“How long will it last?” she asks him.
He knows that the city bleeds transience — nobody stays here for very long. Two or three years, most of the time. There are always exciting things that draw people away — or maybe that’s just the excuse people give when the aggressive expenses start to wear them down and they run out of money. Or the congested subways crowd them straight out of the city, or the frenetic pace of life accelerates their social velocity to its limits.
“Oh, we’ll be here for a while, I think. Don’t you?”
She smiles and nods. Because he knows, after all. He’s confident. He’ll find a way.
That’s the best way to start a marriage. Confident, determined, with the knowledge that they’ll probably run into difficulties, but with the understanding that they’ll find a way to make things work.

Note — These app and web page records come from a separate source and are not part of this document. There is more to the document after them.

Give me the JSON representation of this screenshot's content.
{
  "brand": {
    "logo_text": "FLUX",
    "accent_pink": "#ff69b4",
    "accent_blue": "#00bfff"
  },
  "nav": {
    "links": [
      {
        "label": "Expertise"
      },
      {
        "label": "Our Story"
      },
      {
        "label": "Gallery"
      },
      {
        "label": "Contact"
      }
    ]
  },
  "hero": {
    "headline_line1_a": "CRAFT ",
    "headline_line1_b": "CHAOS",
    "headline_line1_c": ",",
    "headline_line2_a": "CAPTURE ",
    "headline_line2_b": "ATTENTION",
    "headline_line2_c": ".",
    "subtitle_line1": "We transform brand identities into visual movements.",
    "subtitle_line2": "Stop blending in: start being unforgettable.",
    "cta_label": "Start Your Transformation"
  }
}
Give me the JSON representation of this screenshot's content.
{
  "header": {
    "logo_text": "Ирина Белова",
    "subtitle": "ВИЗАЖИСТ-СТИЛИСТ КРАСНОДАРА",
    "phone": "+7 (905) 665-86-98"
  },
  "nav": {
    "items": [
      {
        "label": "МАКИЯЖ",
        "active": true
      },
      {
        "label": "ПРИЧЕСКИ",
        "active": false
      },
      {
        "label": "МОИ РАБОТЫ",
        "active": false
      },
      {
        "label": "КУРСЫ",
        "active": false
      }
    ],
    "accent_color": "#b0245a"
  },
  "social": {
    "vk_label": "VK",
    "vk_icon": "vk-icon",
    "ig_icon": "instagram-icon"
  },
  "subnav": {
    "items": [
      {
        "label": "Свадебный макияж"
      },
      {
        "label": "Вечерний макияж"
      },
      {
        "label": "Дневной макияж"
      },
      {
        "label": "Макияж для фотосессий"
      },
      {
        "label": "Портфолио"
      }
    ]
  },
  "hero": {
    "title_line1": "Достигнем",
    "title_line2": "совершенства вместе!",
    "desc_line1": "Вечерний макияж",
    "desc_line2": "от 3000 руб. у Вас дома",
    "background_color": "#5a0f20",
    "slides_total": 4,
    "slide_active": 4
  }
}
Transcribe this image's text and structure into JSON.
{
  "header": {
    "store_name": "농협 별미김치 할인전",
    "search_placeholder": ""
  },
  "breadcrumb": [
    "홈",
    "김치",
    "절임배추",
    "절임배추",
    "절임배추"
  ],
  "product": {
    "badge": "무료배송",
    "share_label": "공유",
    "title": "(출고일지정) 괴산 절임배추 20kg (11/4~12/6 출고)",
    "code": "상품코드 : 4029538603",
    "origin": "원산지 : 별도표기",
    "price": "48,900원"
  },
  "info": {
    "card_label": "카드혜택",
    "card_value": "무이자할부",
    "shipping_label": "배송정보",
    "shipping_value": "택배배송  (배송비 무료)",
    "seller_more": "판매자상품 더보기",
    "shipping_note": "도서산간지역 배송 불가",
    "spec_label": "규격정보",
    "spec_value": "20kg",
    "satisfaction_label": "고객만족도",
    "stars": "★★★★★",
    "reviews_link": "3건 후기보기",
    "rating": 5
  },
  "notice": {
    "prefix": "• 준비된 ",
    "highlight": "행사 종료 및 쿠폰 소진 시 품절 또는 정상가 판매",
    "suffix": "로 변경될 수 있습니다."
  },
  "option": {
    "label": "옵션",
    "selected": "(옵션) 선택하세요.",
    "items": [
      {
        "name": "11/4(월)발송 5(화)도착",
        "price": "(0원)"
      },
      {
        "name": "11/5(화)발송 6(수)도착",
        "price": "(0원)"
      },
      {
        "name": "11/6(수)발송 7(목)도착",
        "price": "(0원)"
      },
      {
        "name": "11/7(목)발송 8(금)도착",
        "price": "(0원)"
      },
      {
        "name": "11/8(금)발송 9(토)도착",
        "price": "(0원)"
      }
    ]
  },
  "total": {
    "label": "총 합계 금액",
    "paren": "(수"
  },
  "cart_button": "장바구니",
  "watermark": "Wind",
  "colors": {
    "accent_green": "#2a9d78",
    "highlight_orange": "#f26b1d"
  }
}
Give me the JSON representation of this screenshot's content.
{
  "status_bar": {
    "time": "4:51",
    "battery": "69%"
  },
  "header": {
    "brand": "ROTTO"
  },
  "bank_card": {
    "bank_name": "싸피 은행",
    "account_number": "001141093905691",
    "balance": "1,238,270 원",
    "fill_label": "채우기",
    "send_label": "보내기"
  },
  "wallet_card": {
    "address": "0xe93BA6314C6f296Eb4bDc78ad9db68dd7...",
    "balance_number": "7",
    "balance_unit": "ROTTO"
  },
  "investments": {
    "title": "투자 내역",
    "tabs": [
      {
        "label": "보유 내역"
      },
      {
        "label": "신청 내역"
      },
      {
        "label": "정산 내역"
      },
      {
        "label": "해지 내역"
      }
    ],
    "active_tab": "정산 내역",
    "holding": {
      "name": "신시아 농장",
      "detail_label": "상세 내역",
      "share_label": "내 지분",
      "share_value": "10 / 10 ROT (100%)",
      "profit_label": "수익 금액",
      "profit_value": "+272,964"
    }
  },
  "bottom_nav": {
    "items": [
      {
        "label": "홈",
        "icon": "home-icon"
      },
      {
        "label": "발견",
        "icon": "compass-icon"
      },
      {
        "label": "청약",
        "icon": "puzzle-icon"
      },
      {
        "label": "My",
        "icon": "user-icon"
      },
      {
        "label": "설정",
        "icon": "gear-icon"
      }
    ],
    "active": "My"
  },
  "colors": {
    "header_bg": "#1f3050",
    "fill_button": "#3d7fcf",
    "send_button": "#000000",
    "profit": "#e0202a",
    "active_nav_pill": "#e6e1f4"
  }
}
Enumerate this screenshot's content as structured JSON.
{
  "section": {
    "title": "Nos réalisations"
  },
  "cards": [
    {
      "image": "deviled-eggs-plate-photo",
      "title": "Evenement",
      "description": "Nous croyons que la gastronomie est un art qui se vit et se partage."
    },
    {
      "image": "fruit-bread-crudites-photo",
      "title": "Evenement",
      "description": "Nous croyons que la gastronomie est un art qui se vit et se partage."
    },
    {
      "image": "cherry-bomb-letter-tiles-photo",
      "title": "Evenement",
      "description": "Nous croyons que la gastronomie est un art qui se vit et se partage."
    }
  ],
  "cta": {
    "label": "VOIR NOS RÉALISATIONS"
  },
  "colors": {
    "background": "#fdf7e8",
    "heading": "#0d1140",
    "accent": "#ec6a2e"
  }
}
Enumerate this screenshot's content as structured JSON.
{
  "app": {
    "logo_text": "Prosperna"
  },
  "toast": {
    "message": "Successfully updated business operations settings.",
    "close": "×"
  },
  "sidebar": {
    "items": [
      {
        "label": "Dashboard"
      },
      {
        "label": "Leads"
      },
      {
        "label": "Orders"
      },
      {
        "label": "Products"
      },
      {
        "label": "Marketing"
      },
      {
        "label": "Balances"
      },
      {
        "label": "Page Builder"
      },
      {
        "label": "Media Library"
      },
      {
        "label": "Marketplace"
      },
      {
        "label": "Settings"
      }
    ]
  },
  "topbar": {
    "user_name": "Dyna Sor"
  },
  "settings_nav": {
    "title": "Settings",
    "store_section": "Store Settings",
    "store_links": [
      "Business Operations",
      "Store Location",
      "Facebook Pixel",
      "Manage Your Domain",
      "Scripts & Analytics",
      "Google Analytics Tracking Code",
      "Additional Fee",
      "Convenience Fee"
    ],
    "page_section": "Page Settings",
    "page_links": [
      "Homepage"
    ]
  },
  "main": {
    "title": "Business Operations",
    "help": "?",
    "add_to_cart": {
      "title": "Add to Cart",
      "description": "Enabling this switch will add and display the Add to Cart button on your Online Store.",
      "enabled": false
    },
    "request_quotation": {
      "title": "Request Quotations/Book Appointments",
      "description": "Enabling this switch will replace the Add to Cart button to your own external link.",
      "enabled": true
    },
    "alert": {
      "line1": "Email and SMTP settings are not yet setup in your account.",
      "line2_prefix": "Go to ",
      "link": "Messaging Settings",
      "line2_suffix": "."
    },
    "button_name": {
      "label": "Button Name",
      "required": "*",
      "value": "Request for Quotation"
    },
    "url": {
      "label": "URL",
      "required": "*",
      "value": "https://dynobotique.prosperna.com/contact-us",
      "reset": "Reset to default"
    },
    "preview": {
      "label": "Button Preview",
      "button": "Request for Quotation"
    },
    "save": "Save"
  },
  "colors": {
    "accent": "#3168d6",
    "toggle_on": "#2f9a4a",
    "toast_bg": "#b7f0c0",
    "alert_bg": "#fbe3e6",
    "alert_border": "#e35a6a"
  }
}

She believes in him, and he believes in the city — believes that it won’t challenge him, or reject him, or deny him. And if it does, he tells himself, he’ll ultimately embrace the aggressive atmosphere for what it is. It’s a city, after all, not one of those pretty little lake towns you see in postcards or on your friend’s instagram. The city is fleeced in reality.
They step off of the subway and up the chiseled concrete stairs, holding hands as they walk.
“Yes,” he says. “We’ll be here for a long time. Forever, maybe. Who knows?”
He looks at her with an impish smile.
They begin to grow with the city, and with each other. Every morning, the city smiles and greets them. She runs through the golden light that pours through the park at 3rd Street. Every night, he holds onto the city, and promises to never let go.
But the city is cruel — it draws them in, whispering sweet words into their ears, only to crowd them and starve them and drain every drop of warmth from them. The winter is colder than either of them had expected, and even after wrapping themselves in layers of coats and sweaters, the city refuses to relent.
But she believes in them together, and he believes in himself. That marrying and becoming together won’t challenge them, or reject them, or deny them. And that if it does, they’ll just embrace the other for what they are. They’re human, after all. She isn’t a pretty little doll, or a Barbie or a cheerleader. Neither is he a superhero, or an action figure, or a movie star.
Reality infects them both. Their vision of the city, and of each other, and of themselves. He knows that relationships bleed transience — nobody really stays with someone for very long. Two or three years, most of the time. But he soothes her, and twists his voice into a harsh lie:
“Yes,” he says. “We’ll be with each other for a long time. Forever.”
Sometimes things just don’t work out — or maybe that’s just the excuse that lovers give when the relationship begins to cost them something. When one slowly restricts the other’s flexibility. Or when one can’t keep up with the racing pace of the other.
He studies the promise that he made until he can recite it backwards, as if saying it backwards could undo the naïve words he had laced delicately together. He no longer spends the night holding on to the city, and she no longer spends the morning running through the park. They spend their evenings waiting, begging for that single exciting thing that promises to draw them away. An excuse. That’s all they need. And until they find it, they pore mercilessly over apartment listings from some other city, waiting.